Dr. Kelly Whealan George
Second Advisor Name
The purpose of this research was to understand and project the opinions of the public in Iceland on soil conservation and current efforts. The issue of soil erosion dates back to settlement around 1,100 years ago. The loss of vegetation from deforestation and grazing exposes the land to the effects of wind, water, and other devastating elements, leading it to erode away. The Soil Conservation Service of Iceland (SCSI) was developed to combat this issue over 100 years ago with efforts including planting trees, promoting safe farming practices, and replenishing the land. Interviews were conducted with various individuals, including a chef, farmer, and an expert at the SCSI. The same two themes were brought up during nearly all interviews, which include the Alaskan Lupine and grazing. The Alaskan Lupine was used to bind eroded ground and give way to native plants to take over, but this wasn’t necessarily the case. In addition, efforts to mitigate overgrazing were found to be of less importance than initially thought. The cumulative interviews shed light on some of the dilemmas facing soil conservation efforts and provide insight into possible solutions.
Scholarly Commons Citation

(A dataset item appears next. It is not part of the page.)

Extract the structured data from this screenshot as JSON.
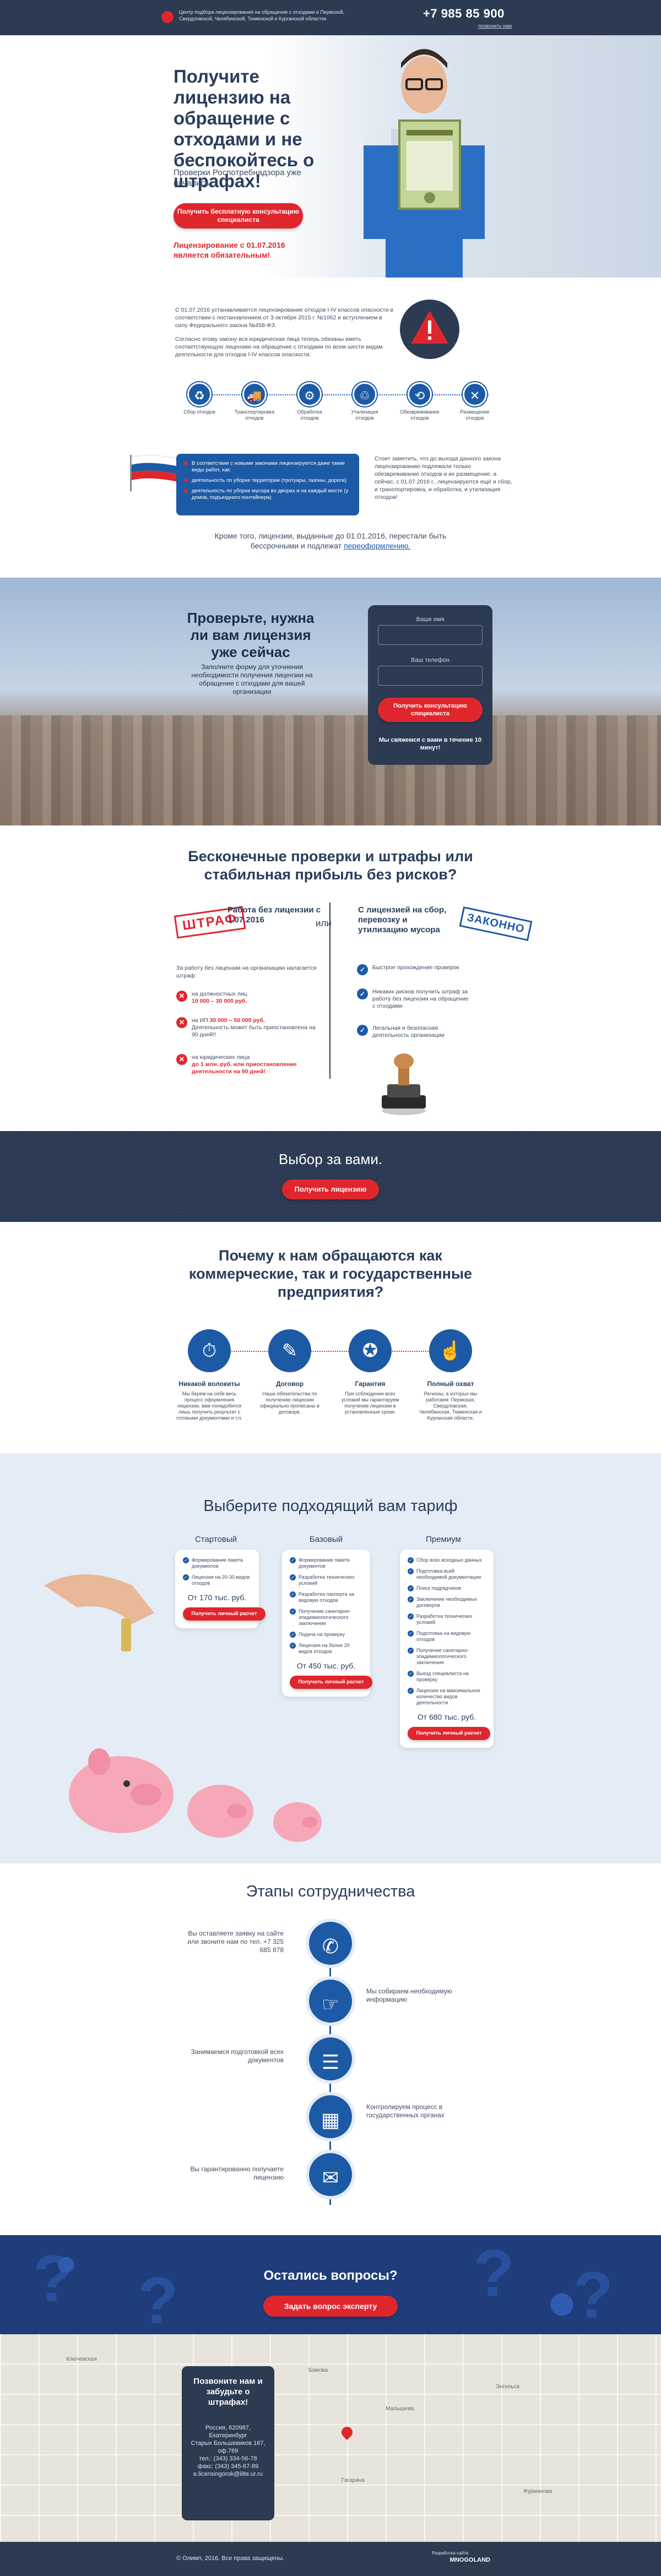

Lawlor, J. (2018). Soil Conservation Efforts Affecting and Implementations to Help Tree Growth in Iceland. , (). Retrieved from https://commons.erau.edu/student-works/73